Mr Allen said his marriage broke down and he is still being treated for post-traumatic stress disorder (PTSD).
"I became isolated... I was obviously affected... using booze to try and relax," he said.
He said he was given a 15-minute chat with an army doctor at the end of his tour, and was told to contact the NHS if he had any problems, before being sent home.
However, he said he did not regret signing up.
"If I had the chance I'd continue to serve," he said.
"I don't feel let down by the military, but I feel they could do more."
He was one of those who took part in the biggest study to be conducted into the health of reserve and regular troops who went on Operation Telic - British operations in Iraq - in 2003.
The MoD-funded survey, conducted by researchers at King's College in London, involved about 1,600 reservists and 8,500 regulars.
Some 25% of reservists experienced a mental health disorder, compared with 19% of regular soldiers, it found.
Six per cent reported symptoms of PTSD compared with about half that number among their full-time colleagues.
A follow-up study designed to examine the differences suggests a lack of support for soldiers and families, before and after being called up, may have been partly be to blame.
One of the authors, Professor Simon Wessely of the Kings Centre for Military Health Research, said improvements had been made for serving reservists.
Researchers were now looking into whether this had been matched by similar changes to support for families.
Professor Wessely told BBC Radio 4's PM programme reservists tended to be older and of higher rank than regular troops sent to war zones, and were more likely to be deployed alone.

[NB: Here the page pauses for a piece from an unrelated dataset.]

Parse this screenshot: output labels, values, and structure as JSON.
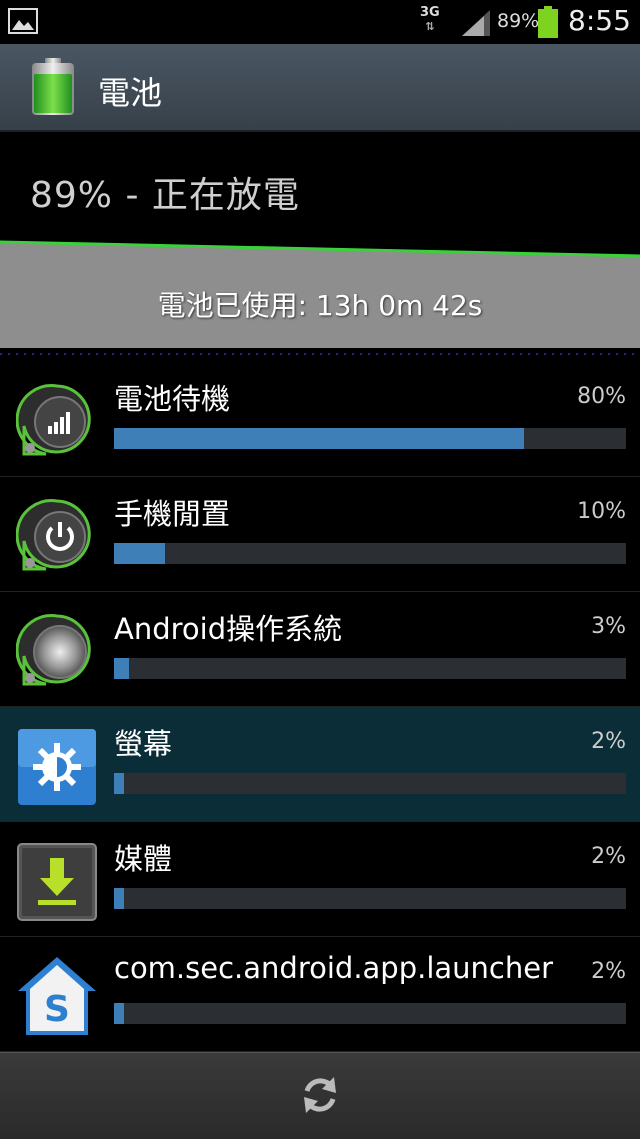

He said some employers were not as supportive as others and while most families were proud, some spouses and partners were less than sympathetic.
"It's just generally more difficult for you as an individual than if you are part of a large formal unit," he said.
Brigadier David Shaw, who is responsible for much of the day-to-day running of the TA, said areas of weakness had been found but that an "enormous amount has been done" to improve the situation.
The MoD had opened its mental health services to the TA, he said.
It had also increased the numbers of Regimental Operational Support Officers (Rosos) and had twinned TA units with regulars.
"We are so much better at making sure people are prepared for deployment...and we are looking after the TA, we hope, as well as the regulars".
But shadow defence secretary Liam Fox said the government did not understand that the armed forces were "overstretched" and that reservists were not receiving adequate training or preparation.
"Those who do suffer from mental health problems need to have more proactive help... this is a tragic failure," he said.